After the interval, a rare revival (outside of Czech-speaking territories) for Prague (1904) in which Josef Suk pays tribute to his home city at a time when the urge towards Czech autonomy was once again gaining momentum. Its evocation of time(s) and place are channelled into a symphonic poem whose sectional progress is offset by the magical initial depiction of dawn over the city and an ethereal interlude (enhanced by a dextrous contribution from concertmaster Zsolt-Tihamér Visontay) that, coming mid-way through the rhetorical development in this extended sonata design, lightens the mood appreciably. Nor was there any risk of sprawling, as Hrůša kept a firm grip on events (which likely fulfil more than a purely musical purpose for those familiar with Czech history) prior to a grimly determined reprise and emergence of an apotheosis which, whatever its tendency to overkill, had an impact made tangible through the thrilling immediacy of brass and organ as this unwieldy though highly appealing piece – after which its composer’s outlook changed irrevocably – powered to its thunderous close.

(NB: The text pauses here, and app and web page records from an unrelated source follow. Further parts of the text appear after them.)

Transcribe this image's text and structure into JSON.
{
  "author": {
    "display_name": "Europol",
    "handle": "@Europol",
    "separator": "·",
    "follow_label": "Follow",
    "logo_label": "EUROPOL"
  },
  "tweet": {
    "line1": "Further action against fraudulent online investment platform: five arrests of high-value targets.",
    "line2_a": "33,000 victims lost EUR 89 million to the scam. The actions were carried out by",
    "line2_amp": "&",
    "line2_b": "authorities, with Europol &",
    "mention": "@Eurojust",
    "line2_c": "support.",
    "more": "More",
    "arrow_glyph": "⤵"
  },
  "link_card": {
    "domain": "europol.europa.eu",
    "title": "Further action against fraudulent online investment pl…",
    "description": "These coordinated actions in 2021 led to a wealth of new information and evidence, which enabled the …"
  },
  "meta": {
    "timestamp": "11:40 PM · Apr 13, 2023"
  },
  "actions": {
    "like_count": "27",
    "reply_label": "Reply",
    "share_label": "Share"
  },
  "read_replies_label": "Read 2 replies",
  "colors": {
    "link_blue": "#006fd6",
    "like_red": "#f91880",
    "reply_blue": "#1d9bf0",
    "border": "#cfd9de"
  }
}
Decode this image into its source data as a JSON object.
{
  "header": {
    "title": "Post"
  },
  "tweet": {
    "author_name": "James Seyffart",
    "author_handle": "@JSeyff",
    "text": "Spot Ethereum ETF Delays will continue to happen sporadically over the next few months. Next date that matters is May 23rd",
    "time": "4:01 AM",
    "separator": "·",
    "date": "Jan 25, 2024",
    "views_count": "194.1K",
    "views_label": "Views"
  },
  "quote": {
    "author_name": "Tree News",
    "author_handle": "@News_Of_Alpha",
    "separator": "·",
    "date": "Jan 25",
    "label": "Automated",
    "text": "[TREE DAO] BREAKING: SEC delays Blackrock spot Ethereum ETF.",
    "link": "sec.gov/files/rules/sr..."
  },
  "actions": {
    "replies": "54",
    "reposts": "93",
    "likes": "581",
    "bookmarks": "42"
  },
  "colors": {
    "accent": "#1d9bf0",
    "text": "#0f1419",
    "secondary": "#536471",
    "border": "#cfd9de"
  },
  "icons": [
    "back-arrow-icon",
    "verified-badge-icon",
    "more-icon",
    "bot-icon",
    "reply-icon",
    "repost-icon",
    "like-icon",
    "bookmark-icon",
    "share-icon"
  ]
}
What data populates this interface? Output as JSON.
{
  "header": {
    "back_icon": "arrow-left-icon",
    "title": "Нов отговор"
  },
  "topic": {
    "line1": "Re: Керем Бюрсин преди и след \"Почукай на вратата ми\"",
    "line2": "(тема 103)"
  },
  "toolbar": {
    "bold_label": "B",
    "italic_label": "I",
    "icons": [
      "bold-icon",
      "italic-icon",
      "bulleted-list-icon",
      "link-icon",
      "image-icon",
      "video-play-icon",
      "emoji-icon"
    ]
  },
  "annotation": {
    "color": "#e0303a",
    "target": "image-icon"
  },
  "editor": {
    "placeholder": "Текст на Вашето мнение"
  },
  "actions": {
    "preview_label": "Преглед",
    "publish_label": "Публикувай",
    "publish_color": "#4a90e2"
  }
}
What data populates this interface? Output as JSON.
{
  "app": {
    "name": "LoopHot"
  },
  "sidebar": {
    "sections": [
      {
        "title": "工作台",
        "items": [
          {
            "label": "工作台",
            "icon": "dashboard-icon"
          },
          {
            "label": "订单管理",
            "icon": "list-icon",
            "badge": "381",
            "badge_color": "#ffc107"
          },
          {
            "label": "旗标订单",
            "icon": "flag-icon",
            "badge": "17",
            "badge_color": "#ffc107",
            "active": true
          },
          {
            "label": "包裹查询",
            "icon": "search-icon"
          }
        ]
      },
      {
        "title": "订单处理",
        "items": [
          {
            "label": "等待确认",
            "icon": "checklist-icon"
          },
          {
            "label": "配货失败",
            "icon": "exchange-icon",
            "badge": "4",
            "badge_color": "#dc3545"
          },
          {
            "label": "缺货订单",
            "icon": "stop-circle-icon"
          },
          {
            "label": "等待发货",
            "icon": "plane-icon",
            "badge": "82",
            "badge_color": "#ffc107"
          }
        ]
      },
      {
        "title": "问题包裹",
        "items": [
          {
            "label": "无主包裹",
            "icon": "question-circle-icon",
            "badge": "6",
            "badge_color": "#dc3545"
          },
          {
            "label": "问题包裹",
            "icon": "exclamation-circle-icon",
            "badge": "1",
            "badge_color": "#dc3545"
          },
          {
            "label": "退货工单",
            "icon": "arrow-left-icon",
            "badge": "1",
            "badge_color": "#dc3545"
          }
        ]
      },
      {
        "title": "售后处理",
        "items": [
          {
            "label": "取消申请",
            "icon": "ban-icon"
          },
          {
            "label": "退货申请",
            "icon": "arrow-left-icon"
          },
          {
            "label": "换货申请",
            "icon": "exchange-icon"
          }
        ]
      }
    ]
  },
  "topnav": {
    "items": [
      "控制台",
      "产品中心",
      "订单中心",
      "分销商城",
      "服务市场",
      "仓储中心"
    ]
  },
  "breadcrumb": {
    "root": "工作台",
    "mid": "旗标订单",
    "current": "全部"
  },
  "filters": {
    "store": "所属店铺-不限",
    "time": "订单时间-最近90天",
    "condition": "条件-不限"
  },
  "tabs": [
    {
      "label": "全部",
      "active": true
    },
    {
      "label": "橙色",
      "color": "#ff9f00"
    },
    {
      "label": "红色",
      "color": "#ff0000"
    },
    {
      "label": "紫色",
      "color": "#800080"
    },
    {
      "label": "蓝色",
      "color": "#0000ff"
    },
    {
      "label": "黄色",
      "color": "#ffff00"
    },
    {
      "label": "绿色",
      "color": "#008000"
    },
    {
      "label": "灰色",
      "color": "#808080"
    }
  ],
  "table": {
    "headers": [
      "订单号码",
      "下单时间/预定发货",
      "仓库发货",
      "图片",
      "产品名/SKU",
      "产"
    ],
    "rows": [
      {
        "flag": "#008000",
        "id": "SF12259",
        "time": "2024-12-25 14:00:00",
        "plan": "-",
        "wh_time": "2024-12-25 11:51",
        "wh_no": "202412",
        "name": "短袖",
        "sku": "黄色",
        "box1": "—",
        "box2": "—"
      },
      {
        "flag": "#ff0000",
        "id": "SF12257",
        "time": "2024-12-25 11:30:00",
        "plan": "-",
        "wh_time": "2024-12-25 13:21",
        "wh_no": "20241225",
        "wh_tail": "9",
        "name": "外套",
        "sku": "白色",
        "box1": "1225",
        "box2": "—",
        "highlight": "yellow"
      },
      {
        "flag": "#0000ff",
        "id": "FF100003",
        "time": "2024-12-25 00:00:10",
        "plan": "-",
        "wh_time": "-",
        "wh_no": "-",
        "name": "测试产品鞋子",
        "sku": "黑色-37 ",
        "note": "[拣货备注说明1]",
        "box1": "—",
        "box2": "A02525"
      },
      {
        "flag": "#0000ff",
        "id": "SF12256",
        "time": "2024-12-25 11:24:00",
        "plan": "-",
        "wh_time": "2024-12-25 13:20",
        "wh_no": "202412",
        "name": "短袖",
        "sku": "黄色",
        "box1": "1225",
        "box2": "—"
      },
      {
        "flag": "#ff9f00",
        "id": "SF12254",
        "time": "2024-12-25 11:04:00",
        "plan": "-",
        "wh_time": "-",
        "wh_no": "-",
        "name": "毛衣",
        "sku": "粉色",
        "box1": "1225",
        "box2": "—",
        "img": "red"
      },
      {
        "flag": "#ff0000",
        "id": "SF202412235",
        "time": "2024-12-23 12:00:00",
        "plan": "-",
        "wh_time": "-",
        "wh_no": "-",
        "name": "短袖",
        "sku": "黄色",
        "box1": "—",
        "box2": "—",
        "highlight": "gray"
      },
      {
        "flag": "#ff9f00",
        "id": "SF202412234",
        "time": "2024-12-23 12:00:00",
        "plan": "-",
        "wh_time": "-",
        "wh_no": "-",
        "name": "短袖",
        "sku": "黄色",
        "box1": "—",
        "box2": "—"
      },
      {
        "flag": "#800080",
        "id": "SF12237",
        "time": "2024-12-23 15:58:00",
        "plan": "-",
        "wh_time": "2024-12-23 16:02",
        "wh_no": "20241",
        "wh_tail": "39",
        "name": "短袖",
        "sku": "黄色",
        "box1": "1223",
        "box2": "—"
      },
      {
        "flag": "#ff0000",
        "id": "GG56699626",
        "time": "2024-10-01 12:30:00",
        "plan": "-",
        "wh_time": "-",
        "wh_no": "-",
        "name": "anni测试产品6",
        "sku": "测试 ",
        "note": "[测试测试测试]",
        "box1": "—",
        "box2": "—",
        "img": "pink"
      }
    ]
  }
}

Following this with Janáček’s Sinfonietta (1926) might in itself have been too much of a good thing, but Hrůša was mindful not to over-project the opening ‘Fanfares’ so that it did not pre-empt the alternately sardonic and heroic evocations of ‘The Castle’ or the warmly nostalgic overtones, giving rise to the most volatile emotions, of ‘The Queen’s Monastery’. The incisive rhythmic uniformity of ‘The Street’ did not preclude a glinting humour, while tension over the lengthy cumulative build-up of ‘The Town Hall’ was superbly controlled on the way to the climactic re-entry of additional brass for an intensified restatement of the opening intrada. Here again, Hrůša underlined his long-term convictions by keeping enough in reserve such that those final bars capped the whole with their irresistible sense of finality.
Those able to arrive at the Royal Festival Hall earlier than the concert would have heard the conductor offering an introduction and also enjoy performances of two contrasting chamber works by Janáček. Despite its detailed and often whimsical programme, Fairy Tale (1910) is a cello sonata in all except name – its succession of speculative, evocative and decisive movements ably rendered here by Yuki Ito and pianist Kumi Matsuo. The tensile emotions of Capriccio (1926) are a harder nut to crack, though this account by musicians from the Royal College of Music under James Murray – Natsumi Ikenaga calmly assured in the tricky left-hand piano part – had the measure of what is a recalcitrant piece even by the standards of Janáček’s last creative phase. A fine start then for this enterprising series, with further concerts scheduled for April 13 and May 15.